There are endless benefits to having emergency notification systems implemented within your organization.  A few of those benefits include:

  • Comprehensive Threat Response – organizations are able to quickly react to large scale threats like weather patterns and pandemics
  • Reduces the spread of misinformation – sending location or department wide notifications help control the message that is being conveyed and avoid misinformation from being distributed
  • Web-based system – system administrators have the ability to initiate notifications from any place they have internet connection
  • Real-Time Information – have to ability to provide real-time status updates on the incident that has occurred

These are just a few of the benefits an organization can appreciate when they implement an emergency mass notification system.  The terrifying truth is that anything can happen without a moment’s notice.  It is in these situations that organizations require flawless communication.

Now I ask you, if you haven’t already implemented notifications, what are you waiting for?

The Evolution of the BIA

BIA Evolution

As many of you can probably relate my first experience with Business Continuity was a sink or swim situation.  Right out of college I joined a company that was providing COOP (Continuity of Operations Planning) consulting for a state government.   My immediate responsibilities were to quickly learn the ins and outs of Business Continuity and COOP planning before going onsite to work with another consultant to conduct formal Business Impact Analysis for key state departments.  At this time (2003) it was very common for a BIA to be a long drawn out process taking months and months to complete face to face interviews and to document the findings.  Although the information being collected was invaluable there were some keys flaws I quickly found with this process.

  1. The information provided was not always accurate and many times required additional follow-ups and interviews to confirm the details, delaying the overall BIA report back to Senior Management.
  1. The combination of employees believing their department and functions/processes were always the most critical and the pressure of the face to face interview meant that the function/process ratings were typically identified as critical/mission essential from the interviewee.
  1. The information we spent so much time capturing was some times out of date and had changed by the time we were presenting the final BIA report to Senior Management.

Immediately following my consulting work with the State I was tasked to take the lead on implementing planning software for large companies with a focus on how to help automate the BIA and planning process.  Thinking about the pros and cons I learned during my first BIA experience I began implementing shorter more concise BIA questionnaires in the planning software, with clear help text to make it easy for users to go in unassisted and provide the information needed on a more frequent basis.  I also worked closely with clients to implement weighted questions and dynamic BIA approvals to ensure there were checks and balances in place forcing users to spend more time considering the actual criticality of their function/process instead of always identifying it as the most critical.
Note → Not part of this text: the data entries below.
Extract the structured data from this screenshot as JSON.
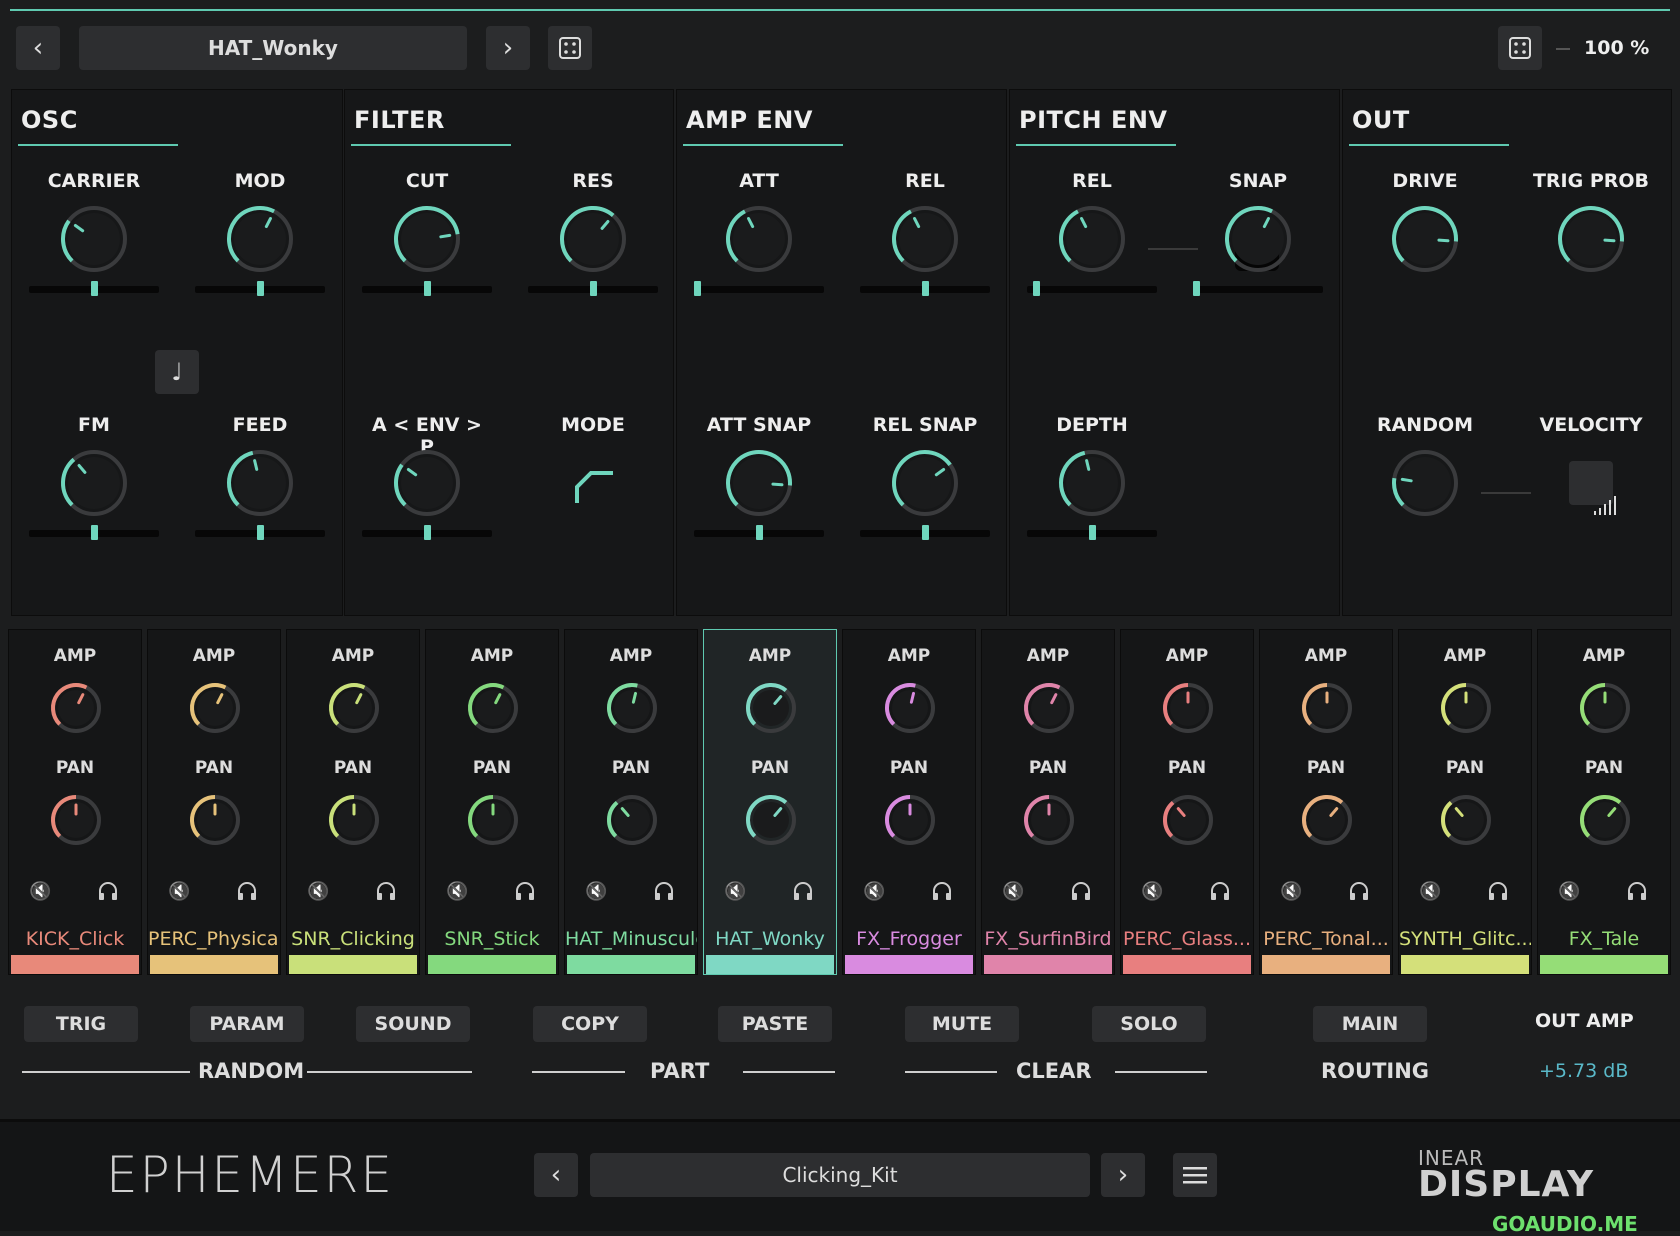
{
  "header": {
    "preset": "HAT_Wonky",
    "zoom": "100 %"
  },
  "panels": [
    {
      "title": "OSC",
      "knobs": [
        {
          "label": "CARRIER",
          "value": 0.3,
          "slider": 0.5
        },
        {
          "label": "MOD",
          "value": 0.6,
          "slider": 0.5
        },
        {
          "label": "FM",
          "value": 0.35,
          "slider": 0.5
        },
        {
          "label": "FEED",
          "value": 0.45,
          "slider": 0.5
        }
      ]
    },
    {
      "title": "FILTER",
      "knobs": [
        {
          "label": "CUT",
          "value": 0.8,
          "slider": 0.5
        },
        {
          "label": "RES",
          "value": 0.65,
          "slider": 0.5
        },
        {
          "label": "A < ENV > P",
          "value": 0.3,
          "slider": 0.5
        }
      ],
      "mode_label": "MODE"
    },
    {
      "title": "AMP ENV",
      "knobs": [
        {
          "label": "ATT",
          "value": 0.4,
          "slider": 0.0
        },
        {
          "label": "REL",
          "value": 0.4,
          "slider": 0.5
        },
        {
          "label": "ATT SNAP",
          "value": 0.85,
          "slider": 0.5
        },
        {
          "label": "REL SNAP",
          "value": 0.7,
          "slider": 0.5
        }
      ]
    },
    {
      "title": "PITCH ENV",
      "knobs": [
        {
          "label": "REL",
          "value": 0.4,
          "slider": 0.05
        },
        {
          "label": "SNAP",
          "value": 0.6,
          "slider": 0.0
        },
        {
          "label": "DEPTH",
          "value": 0.45,
          "slider": 0.5
        }
      ]
    },
    {
      "title": "OUT",
      "knobs": [
        {
          "label": "DRIVE",
          "value": 0.85,
          "slider": null
        },
        {
          "label": "TRIG PROB",
          "value": 0.85,
          "slider": null
        },
        {
          "label": "RANDOM",
          "value": 0.2,
          "slider": null
        }
      ],
      "velocity_label": "VELOCITY"
    }
  ],
  "channels": [
    {
      "amp_label": "AMP",
      "pan_label": "PAN",
      "name": "KICK_Click",
      "color": "#e8897a",
      "amp": 0.6,
      "pan": 0.5
    },
    {
      "amp_label": "AMP",
      "pan_label": "PAN",
      "name": "PERC_Physical",
      "color": "#e6c27a",
      "amp": 0.6,
      "pan": 0.5
    },
    {
      "amp_label": "AMP",
      "pan_label": "PAN",
      "name": "SNR_Clicking",
      "color": "#c9e07a",
      "amp": 0.6,
      "pan": 0.5
    },
    {
      "amp_label": "AMP",
      "pan_label": "PAN",
      "name": "SNR_Stick",
      "color": "#84d97e",
      "amp": 0.6,
      "pan": 0.5
    },
    {
      "amp_label": "AMP",
      "pan_label": "PAN",
      "name": "HAT_Minuscule",
      "color": "#7edba0",
      "amp": 0.55,
      "pan": 0.35
    },
    {
      "amp_label": "AMP",
      "pan_label": "PAN",
      "name": "HAT_Wonky",
      "color": "#7fd8c4",
      "amp": 0.65,
      "pan": 0.65
    },
    {
      "amp_label": "AMP",
      "pan_label": "PAN",
      "name": "FX_Frogger",
      "color": "#d98be0",
      "amp": 0.55,
      "pan": 0.5
    },
    {
      "amp_label": "AMP",
      "pan_label": "PAN",
      "name": "FX_SurfinBird",
      "color": "#e084aa",
      "amp": 0.6,
      "pan": 0.5
    },
    {
      "amp_label": "AMP",
      "pan_label": "PAN",
      "name": "PERC_Glass...",
      "color": "#e87f7f",
      "amp": 0.5,
      "pan": 0.35
    },
    {
      "amp_label": "AMP",
      "pan_label": "PAN",
      "name": "PERC_Tonal...",
      "color": "#e8b07f",
      "amp": 0.5,
      "pan": 0.65
    },
    {
      "amp_label": "AMP",
      "pan_label": "PAN",
      "name": "SYNTH_Glitc...",
      "color": "#d4e07a",
      "amp": 0.5,
      "pan": 0.35
    },
    {
      "amp_label": "AMP",
      "pan_label": "PAN",
      "name": "FX_Tale",
      "color": "#95dd77",
      "amp": 0.5,
      "pan": 0.65
    }
  ],
  "actions": {
    "random": {
      "trig": "TRIG",
      "param": "PARAM",
      "sound": "SOUND",
      "label": "RANDOM"
    },
    "part": {
      "copy": "COPY",
      "paste": "PASTE",
      "label": "PART"
    },
    "clear": {
      "mute": "MUTE",
      "solo": "SOLO",
      "label": "CLEAR"
    },
    "routing": {
      "main": "MAIN",
      "label": "ROUTING"
    },
    "out_amp": {
      "label": "OUT AMP",
      "value": "+5.73 dB"
    }
  },
  "footer": {
    "logo": "EPHEMERE",
    "kit": "Clicking_Kit",
    "brand_top": "INEAR",
    "brand_bottom": "DISPLAY",
    "watermark": "GOAUDIO.ME"
  },
  "colors": {
    "accent": "#5fc9b0",
    "out_amp": "#5ab9c9"
  }
}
In a world where time and resources are limited and potential threats and risks are always looming companies now more than ever need up to date clear concise data they can use on the fly and access from anywhere.  Although having more information is nice what good is it if the information is old and not reliable?

To learn more about how BC in the Cloud can help automate your BIA and planning process go to www.bcinthecloud.com.